AIM OF THE EXERCISE:
Every record below must be set down again exactly as given.

=== Begin Enclosure ===

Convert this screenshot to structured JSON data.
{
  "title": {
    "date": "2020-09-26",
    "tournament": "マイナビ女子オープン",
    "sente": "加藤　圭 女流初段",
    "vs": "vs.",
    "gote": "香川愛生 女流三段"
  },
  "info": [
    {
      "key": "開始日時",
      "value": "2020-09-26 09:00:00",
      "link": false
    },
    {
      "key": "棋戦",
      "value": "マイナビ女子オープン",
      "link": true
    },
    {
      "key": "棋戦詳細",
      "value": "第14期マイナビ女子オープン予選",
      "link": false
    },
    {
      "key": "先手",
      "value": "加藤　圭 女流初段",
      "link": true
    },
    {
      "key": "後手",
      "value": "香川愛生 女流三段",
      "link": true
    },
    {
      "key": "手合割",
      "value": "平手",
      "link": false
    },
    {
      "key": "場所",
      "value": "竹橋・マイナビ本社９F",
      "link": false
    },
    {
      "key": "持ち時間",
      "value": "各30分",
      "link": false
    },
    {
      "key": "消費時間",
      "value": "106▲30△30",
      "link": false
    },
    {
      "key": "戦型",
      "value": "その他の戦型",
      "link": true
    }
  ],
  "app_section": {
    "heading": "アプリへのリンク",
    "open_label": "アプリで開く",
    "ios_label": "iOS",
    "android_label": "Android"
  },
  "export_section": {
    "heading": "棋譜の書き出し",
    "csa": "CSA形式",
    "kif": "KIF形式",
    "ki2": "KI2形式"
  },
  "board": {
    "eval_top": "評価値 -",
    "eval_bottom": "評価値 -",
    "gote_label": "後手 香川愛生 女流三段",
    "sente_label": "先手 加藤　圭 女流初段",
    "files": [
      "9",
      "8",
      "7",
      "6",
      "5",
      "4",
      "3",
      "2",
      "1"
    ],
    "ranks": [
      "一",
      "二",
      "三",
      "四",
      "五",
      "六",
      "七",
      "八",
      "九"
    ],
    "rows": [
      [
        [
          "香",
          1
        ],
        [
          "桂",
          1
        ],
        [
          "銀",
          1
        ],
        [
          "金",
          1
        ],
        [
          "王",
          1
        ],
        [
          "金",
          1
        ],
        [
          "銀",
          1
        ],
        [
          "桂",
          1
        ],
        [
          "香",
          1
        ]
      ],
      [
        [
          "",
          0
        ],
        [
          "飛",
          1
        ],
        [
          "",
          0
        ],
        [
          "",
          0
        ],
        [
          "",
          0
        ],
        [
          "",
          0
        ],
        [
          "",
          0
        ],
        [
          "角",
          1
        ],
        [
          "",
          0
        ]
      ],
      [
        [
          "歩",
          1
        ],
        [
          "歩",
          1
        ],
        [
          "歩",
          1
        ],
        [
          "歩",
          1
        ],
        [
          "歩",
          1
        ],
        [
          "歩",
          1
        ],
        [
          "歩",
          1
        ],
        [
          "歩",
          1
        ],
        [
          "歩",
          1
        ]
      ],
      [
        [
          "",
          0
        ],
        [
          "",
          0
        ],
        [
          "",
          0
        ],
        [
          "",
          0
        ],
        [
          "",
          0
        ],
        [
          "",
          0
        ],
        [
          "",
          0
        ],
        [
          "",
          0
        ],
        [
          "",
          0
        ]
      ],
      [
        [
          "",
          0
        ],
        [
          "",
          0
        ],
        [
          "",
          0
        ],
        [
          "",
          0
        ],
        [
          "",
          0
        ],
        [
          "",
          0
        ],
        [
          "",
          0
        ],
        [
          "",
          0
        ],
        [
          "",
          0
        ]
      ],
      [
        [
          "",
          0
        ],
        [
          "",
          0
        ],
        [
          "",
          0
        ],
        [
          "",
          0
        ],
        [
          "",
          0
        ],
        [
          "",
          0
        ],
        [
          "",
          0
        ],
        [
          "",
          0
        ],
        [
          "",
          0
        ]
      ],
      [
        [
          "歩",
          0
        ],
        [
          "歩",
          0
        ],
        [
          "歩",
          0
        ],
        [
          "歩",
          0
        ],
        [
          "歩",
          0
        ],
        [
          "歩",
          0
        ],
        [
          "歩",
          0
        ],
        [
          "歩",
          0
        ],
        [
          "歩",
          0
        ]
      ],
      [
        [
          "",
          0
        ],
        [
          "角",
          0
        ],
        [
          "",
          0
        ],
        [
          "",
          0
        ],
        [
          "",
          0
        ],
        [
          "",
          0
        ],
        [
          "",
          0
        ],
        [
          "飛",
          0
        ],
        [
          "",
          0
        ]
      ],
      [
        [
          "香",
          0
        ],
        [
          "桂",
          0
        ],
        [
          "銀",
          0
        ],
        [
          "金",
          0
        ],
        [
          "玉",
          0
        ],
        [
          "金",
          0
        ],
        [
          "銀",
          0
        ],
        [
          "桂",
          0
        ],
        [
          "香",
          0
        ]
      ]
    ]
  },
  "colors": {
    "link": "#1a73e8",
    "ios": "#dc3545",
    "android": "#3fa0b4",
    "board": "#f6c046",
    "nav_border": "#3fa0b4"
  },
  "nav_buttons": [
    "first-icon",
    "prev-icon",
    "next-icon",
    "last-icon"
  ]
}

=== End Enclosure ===

WRITTEN ANSWER:
Convert this screenshot to structured JSON data.
{
  "title": {
    "date": "2020-09-26",
    "tournament": "マイナビ女子オープン",
    "sente": "加藤　圭 女流初段",
    "vs": "vs.",
    "gote": "香川愛生 女流三段"
  },
  "info": [
    {
      "key": "開始日時",
      "value": "2020-09-26 09:00:00",
      "link": false
    },
    {
      "key": "棋戦",
      "value": "マイナビ女子オープン",
      "link": true
    },
    {
      "key": "棋戦詳細",
      "value": "第14期マイナビ女子オープン予選",
      "link": false
    },
    {
      "key": "先手",
      "value": "加藤　圭 女流初段",
      "link": true
    },
    {
      "key": "後手",
      "value": "香川愛生 女流三段",
      "link": true
    },
    {
      "key": "手合割",
      "value": "平手",
      "link": false
    },
    {
      "key": "場所",
      "value": "竹橋・マイナビ本社９F",
      "link": false
    },
    {
      "key": "持ち時間",
      "value": "各30分",
      "link": false
    },
    {
      "key": "消費時間",
      "value": "106▲30△30",
      "link": false
    },
    {
      "key": "戦型",
      "value": "その他の戦型",
      "link": true
    }
  ],
  "app_section": {
    "heading": "アプリへのリンク",
    "open_label": "アプリで開く",
    "ios_label": "iOS",
    "android_label": "Android"
  },
  "export_section": {
    "heading": "棋譜の書き出し",
    "csa": "CSA形式",
    "kif": "KIF形式",
    "ki2": "KI2形式"
  },
  "board": {
    "eval_top": "評価値 -",
    "eval_bottom": "評価値 -",
    "gote_label": "後手 香川愛生 女流三段",
    "sente_label": "先手 加藤　圭 女流初段",
    "files": [
      "9",
      "8",
      "7",
      "6",
      "5",
      "4",
      "3",
      "2",
      "1"
    ],
    "ranks": [
      "一",
      "二",
      "三",
      "四",
      "五",
      "六",
      "七",
      "八",
      "九"
    ],
    "rows": [
      [
        [
          "香",
          1
        ],
        [
          "桂",
          1
        ],
        [
          "銀",
          1
        ],
        [
          "金",
          1
        ],
        [
          "王",
          1
        ],
        [
          "金",
          1
        ],
        [
          "銀",
          1
        ],
        [
          "桂",
          1
        ],
        [
          "香",
          1
        ]
      ],
      [
        [
          "",
          0
        ],
        [
          "飛",
          1
        ],
        [
          "",
          0
        ],
        [
          "",
          0
        ],
        [
          "",
          0
        ],
        [
          "",
          0
        ],
        [
          "",
          0
        ],
        [
          "角",
          1
        ],
        [
          "",
          0
        ]
      ],
      [
        [
          "歩",
          1
        ],
        [
          "歩",
          1
        ],
        [
          "歩",
          1
        ],
        [
          "歩",
          1
        ],
        [
          "歩",
          1
        ],
        [
          "歩",
          1
        ],
        [
          "歩",
          1
        ],
        [
          "歩",
          1
        ],
        [
          "歩",
          1
        ]
      ],
      [
        [
          "",
          0
        ],
        [
          "",
          0
        ],
        [
          "",
          0
        ],
        [
          "",
          0
        ],
        [
          "",
          0
        ],
        [
          "",
          0
        ],
        [
          "",
          0
        ],
        [
          "",
          0
        ],
        [
          "",
          0
        ]
      ],
      [
        [
          "",
          0
        ],
        [
          "",
          0
        ],
        [
          "",
          0
        ],
        [
          "",
          0
        ],
        [
          "",
          0
        ],
        [
          "",
          0
        ],
        [
          "",
          0
        ],
        [
          "",
          0
        ],
        [
          "",
          0
        ]
      ],
      [
        [
          "",
          0
        ],
        [
          "",
          0
        ],
        [
          "",
          0
        ],
        [
          "",
          0
        ],
        [
          "",
          0
        ],
        [
          "",
          0
        ],
        [
          "",
          0
        ],
        [
          "",
          0
        ],
        [
          "",
          0
        ]
      ],
      [
        [
          "歩",
          0
        ],
        [
          "歩",
          0
        ],
        [
          "歩",
          0
        ],
        [
          "歩",
          0
        ],
        [
          "歩",
          0
        ],
        [
          "歩",
          0
        ],
        [
          "歩",
          0
        ],
        [
          "歩",
          0
        ],
        [
          "歩",
          0
        ]
      ],
      [
        [
          "",
          0
        ],
        [
          "角",
          0
        ],
        [
          "",
          0
        ],
        [
          "",
          0
        ],
        [
          "",
          0
        ],
        [
          "",
          0
        ],
        [
          "",
          0
        ],
        [
          "飛",
          0
        ],
        [
          "",
          0
        ]
      ],
      [
        [
          "香",
          0
        ],
        [
          "桂",
          0
        ],
        [
          "銀",
          0
        ],
        [
          "金",
          0
        ],
        [
          "玉",
          0
        ],
        [
          "金",
          0
        ],
        [
          "銀",
          0
        ],
        [
          "桂",
          0
        ],
        [
          "香",
          0
        ]
      ]
    ]
  },
  "colors": {
    "link": "#1a73e8",
    "ios": "#dc3545",
    "android": "#3fa0b4",
    "board": "#f6c046",
    "nav_border": "#3fa0b4"
  },
  "nav_buttons": [
    "first-icon",
    "prev-icon",
    "next-icon",
    "last-icon"
  ]
}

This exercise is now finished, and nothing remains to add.